Brooklyn suffered the worst in comparison to other areas of the city incurring 693 foreclosure notices in January, an 86.8% increase compared to January last year. Compared to December 2009, foreclosure notices decreased by 8.5 percent. The rest of the 5 boroughs fared better in comparison to December as well, but worse when compared to January 2009.
"We expect this to continue for the next three to four months before it plateaus," states Michael Hickey, executive director of the Center for New York City Neighborhoods, "We are still in a crisis." Hickey organizes free housing counseling and legal services for real estate in NYC.

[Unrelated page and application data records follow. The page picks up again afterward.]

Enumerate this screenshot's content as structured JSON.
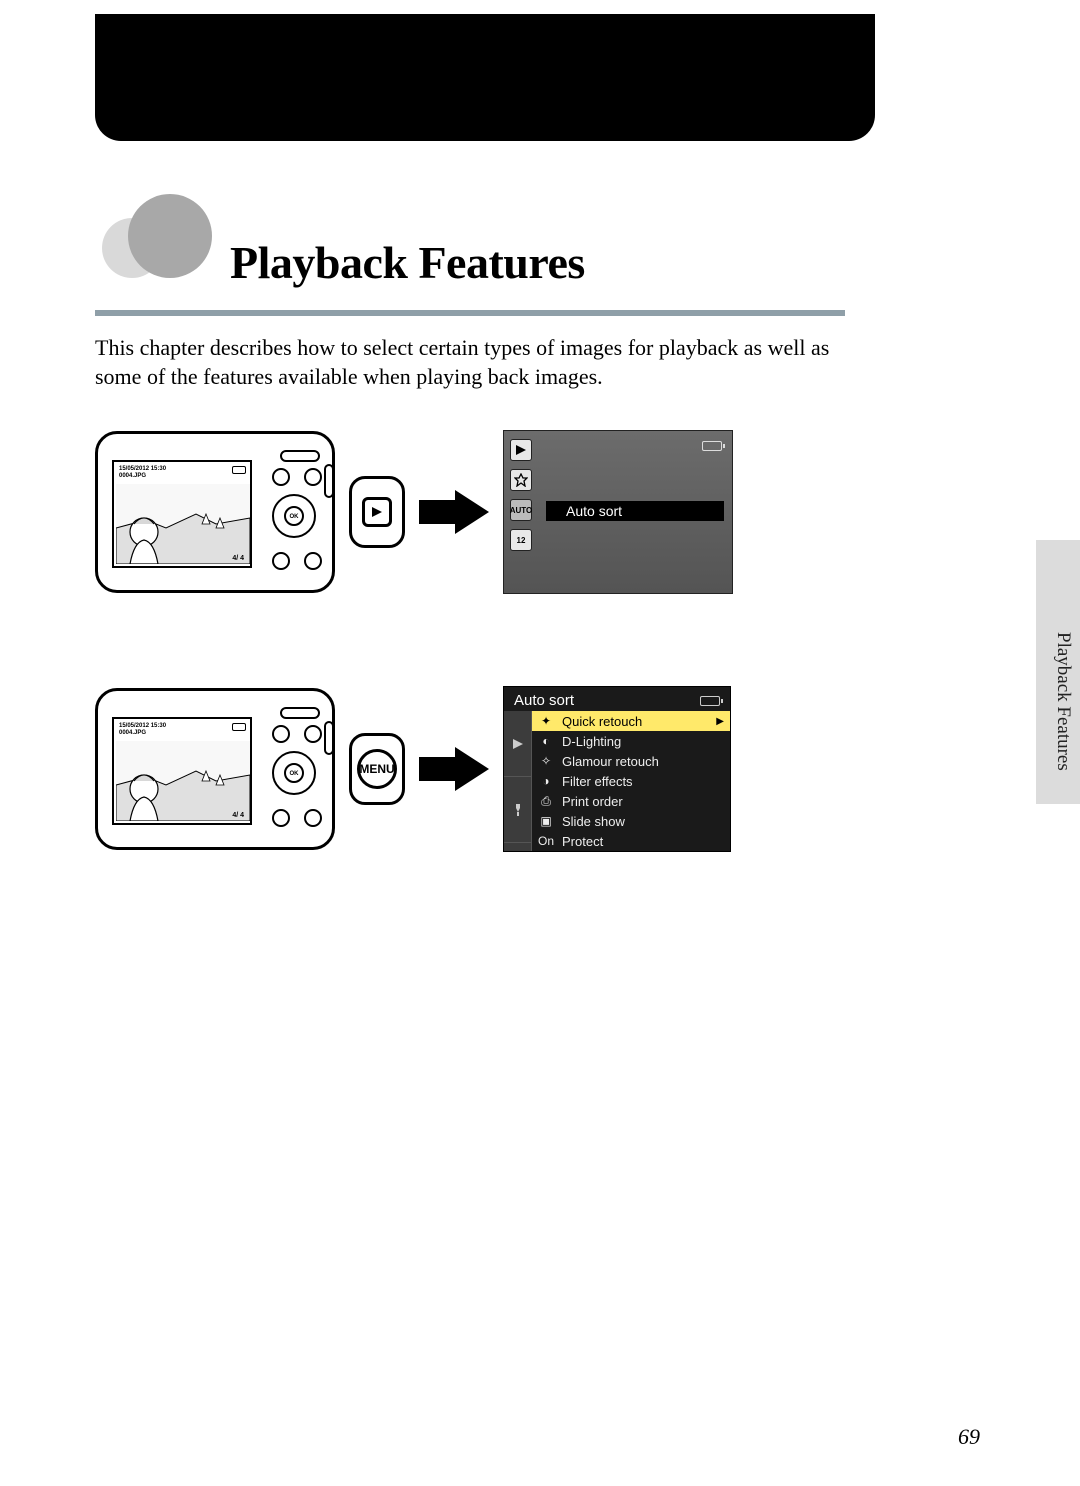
{
  "chapter": {
    "title": "Playback Features",
    "intro": "This chapter describes how to select certain types of images for playback as well as some of the features available when playing back images."
  },
  "side_tab": "Playback Features",
  "camera_lcd": {
    "date": "15/05/2012 15:30",
    "filename": "0004.JPG",
    "counter": "4/ 4",
    "ok_label": "OK"
  },
  "callout_buttons": {
    "play_icon": "play",
    "menu_label": "MENU"
  },
  "playback_mode_screen": {
    "selected_label": "Auto sort",
    "icon_ids": [
      "play",
      "star",
      "auto",
      "date"
    ],
    "auto_text": "AUTO",
    "date_text": "12"
  },
  "playback_menu_screen": {
    "title": "Auto sort",
    "items": [
      {
        "icon_id": "retouch",
        "label": "Quick retouch",
        "selected": true
      },
      {
        "icon_id": "dlight",
        "label": "D-Lighting",
        "selected": false
      },
      {
        "icon_id": "glamour",
        "label": "Glamour retouch",
        "selected": false
      },
      {
        "icon_id": "filter",
        "label": "Filter effects",
        "selected": false
      },
      {
        "icon_id": "print",
        "label": "Print order",
        "selected": false
      },
      {
        "icon_id": "slide",
        "label": "Slide show",
        "selected": false
      },
      {
        "icon_id": "protect",
        "label": "Protect",
        "selected": false
      }
    ],
    "protect_icon_text": "On"
  },
  "page_number": "69"
}
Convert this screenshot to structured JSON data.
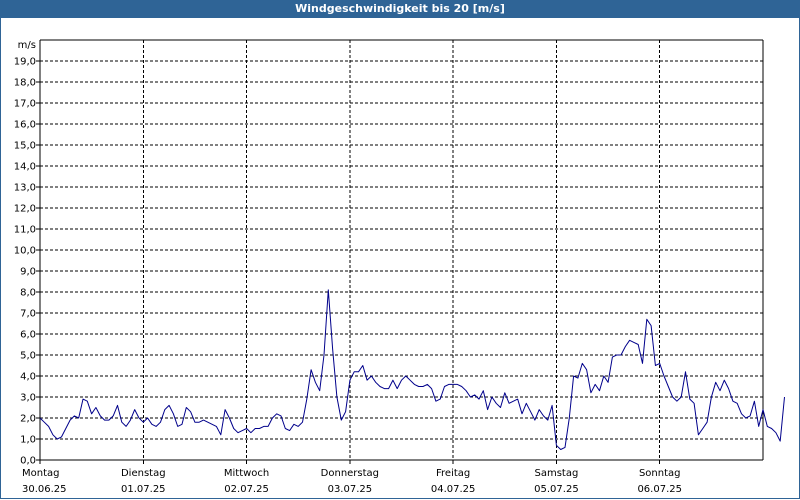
{
  "window": {
    "title": "Windgeschwindigkeit bis 20 [m/s]"
  },
  "chart_data": {
    "type": "line",
    "title": "Windgeschwindigkeit bis 20 [m/s]",
    "ylabel": "m/s",
    "xlabel": "",
    "ylim": [
      0,
      20
    ],
    "yticks": [
      "0,0",
      "1,0",
      "2,0",
      "3,0",
      "4,0",
      "5,0",
      "6,0",
      "7,0",
      "8,0",
      "9,0",
      "10,0",
      "11,0",
      "12,0",
      "13,0",
      "14,0",
      "15,0",
      "16,0",
      "17,0",
      "18,0",
      "19,0"
    ],
    "grid": true,
    "x_unit": "days since 30.06.25 00:00",
    "xlim": [
      0,
      7
    ],
    "day_labels": [
      {
        "day": "Montag",
        "date": "30.06.25"
      },
      {
        "day": "Dienstag",
        "date": "01.07.25"
      },
      {
        "day": "Mittwoch",
        "date": "02.07.25"
      },
      {
        "day": "Donnerstag",
        "date": "03.07.25"
      },
      {
        "day": "Freitag",
        "date": "04.07.25"
      },
      {
        "day": "Samstag",
        "date": "05.07.25"
      },
      {
        "day": "Sonntag",
        "date": "06.07.25"
      }
    ],
    "series": [
      {
        "name": "",
        "color": "#00008b",
        "step_hours": 1,
        "values": [
          2.0,
          1.8,
          1.6,
          1.2,
          1.0,
          1.1,
          1.5,
          1.9,
          2.1,
          2.0,
          2.9,
          2.8,
          2.2,
          2.5,
          2.1,
          1.9,
          1.9,
          2.1,
          2.6,
          1.8,
          1.6,
          1.9,
          2.4,
          2.0,
          1.8,
          2.0,
          1.7,
          1.6,
          1.8,
          2.4,
          2.6,
          2.2,
          1.6,
          1.7,
          2.5,
          2.3,
          1.8,
          1.8,
          1.9,
          1.8,
          1.7,
          1.6,
          1.2,
          2.4,
          2.0,
          1.5,
          1.3,
          1.4,
          1.5,
          1.3,
          1.5,
          1.5,
          1.6,
          1.6,
          2.0,
          2.2,
          2.1,
          1.5,
          1.4,
          1.7,
          1.6,
          1.8,
          2.9,
          4.3,
          3.7,
          3.3,
          5.0,
          8.1,
          5.3,
          3.0,
          1.9,
          2.3,
          3.8,
          4.2,
          4.2,
          4.5,
          3.8,
          4.0,
          3.7,
          3.5,
          3.4,
          3.4,
          3.8,
          3.4,
          3.8,
          4.0,
          3.8,
          3.6,
          3.5,
          3.5,
          3.6,
          3.4,
          2.8,
          2.9,
          3.5,
          3.6,
          3.6,
          3.6,
          3.5,
          3.3,
          3.0,
          3.1,
          2.9,
          3.3,
          2.4,
          3.0,
          2.7,
          2.5,
          3.2,
          2.7,
          2.8,
          2.9,
          2.2,
          2.7,
          2.3,
          1.9,
          2.4,
          2.1,
          1.9,
          2.6,
          0.7,
          0.5,
          0.6,
          2.0,
          4.0,
          3.9,
          4.6,
          4.3,
          3.2,
          3.6,
          3.3,
          4.0,
          3.7,
          4.9,
          5.0,
          5.0,
          5.4,
          5.7,
          5.6,
          5.5,
          4.6,
          6.7,
          6.4,
          4.5,
          4.6,
          4.0,
          3.5,
          3.0,
          2.8,
          3.0,
          4.2,
          2.9,
          2.7,
          1.2,
          1.5,
          1.8,
          3.0,
          3.7,
          3.3,
          3.8,
          3.4,
          2.8,
          2.7,
          2.2,
          2.0,
          2.1,
          2.8,
          1.6,
          2.4,
          1.6,
          1.5,
          1.3,
          0.9,
          3.0
        ]
      }
    ]
  }
}
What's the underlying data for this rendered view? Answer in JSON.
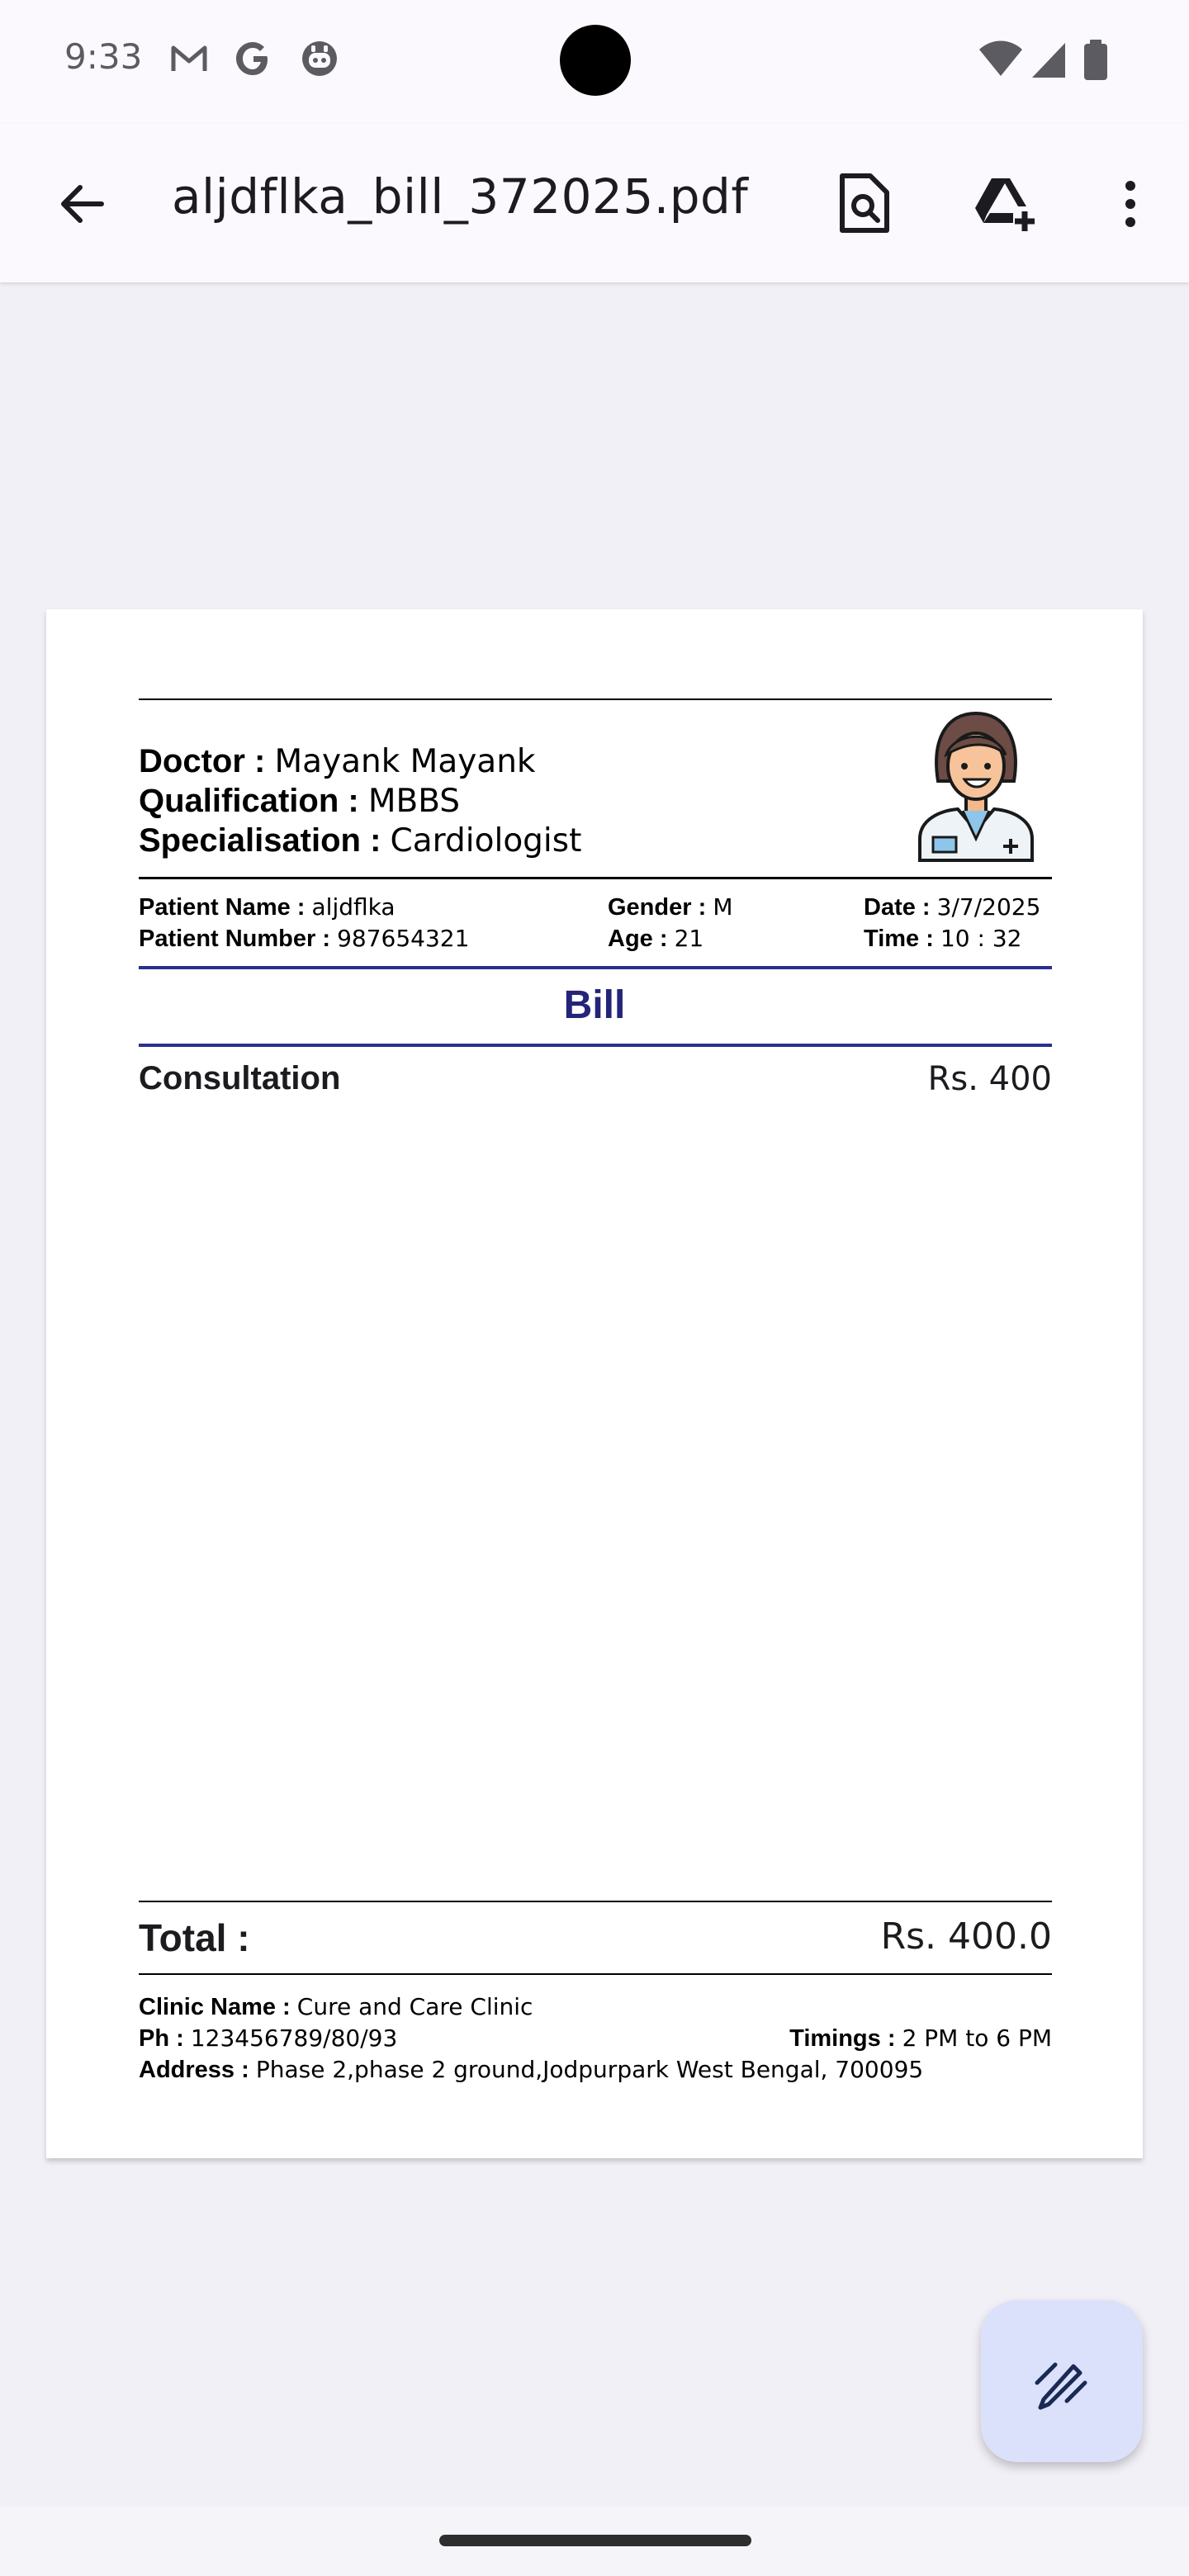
{
  "status_bar": {
    "time": "9:33",
    "notification_icons": [
      "gmail-icon",
      "google-icon",
      "bot-icon"
    ],
    "system_icons": [
      "wifi-icon",
      "signal-icon",
      "battery-icon"
    ]
  },
  "toolbar": {
    "back_icon": "arrow-back-icon",
    "title": "aljdflka_bill_372025.pdf",
    "actions": [
      "find-in-document-icon",
      "add-to-drive-icon",
      "more-vert-icon"
    ]
  },
  "bill": {
    "doctor_label": "Doctor :",
    "doctor_value": "Mayank Mayank",
    "qualification_label": "Qualification :",
    "qualification_value": "MBBS",
    "specialisation_label": "Specialisation :",
    "specialisation_value": "Cardiologist",
    "patient_name_label": "Patient Name :",
    "patient_name_value": "aljdflka",
    "patient_number_label": "Patient Number :",
    "patient_number_value": "987654321",
    "gender_label": "Gender :",
    "gender_value": "M",
    "age_label": "Age :",
    "age_value": "21",
    "date_label": "Date :",
    "date_value": "3/7/2025",
    "time_label": "Time :",
    "time_value": "10 : 32",
    "title": "Bill",
    "items": [
      {
        "name": "Consultation",
        "amount": "Rs. 400"
      }
    ],
    "total_label": "Total :",
    "total_amount": "Rs. 400.0",
    "clinic_name_label": "Clinic Name :",
    "clinic_name_value": "Cure and Care Clinic",
    "phone_label": "Ph :",
    "phone_value": "123456789/80/93",
    "timings_label": "Timings :",
    "timings_value": "2 PM to 6 PM",
    "address_label": "Address :",
    "address_value": "Phase 2,phase 2 ground,Jodpurpark West Bengal, 700095"
  },
  "fab": {
    "icon": "edit-pen-icon"
  },
  "colors": {
    "bill_title": "#24247a",
    "blue_rule": "#2b2f8e",
    "fab_bg": "#dbe1fa",
    "app_bar_bg": "#fbf9fe",
    "viewer_bg": "#f1f0f7"
  }
}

All of New York State accounts for 59,990 foreclosed homes with an average foreclosure sales price of $314,010. For example, 1 in every 1,737 housing units received a foreclosure filing in January 2010. These foreclosure rates are found by calculating the total number of housing units (acquired from the most recent U.S. census bureau estimates) and dividing that number by the amount of homes that received a foreclosure filing in that month. A ratio is then developed by the results.
Perhaps the most recent NYC foreclosure shocker was the Tishman and Blackrock Properties failure to make a $16 million loan payment for the Peter Cooper Village and Stuyvesant Town realty properties. The properties are now being sought after by a New York City Realty veteran family, the LeFraks, who apparently take the nature of NYC real estate with a grain of salt and avoid "going on a binge."
“What the families have a claim to is that they never go away,” said Steven Spinola, president of the Real Estate Board of New York. “When this economic crisis goes away, they’ll still be here. We’ll see about the other guys.” The other guys being the younger, flashier buyers that take the market by storm and buy everything in site for record-breaking prices.
Written by Amy Munday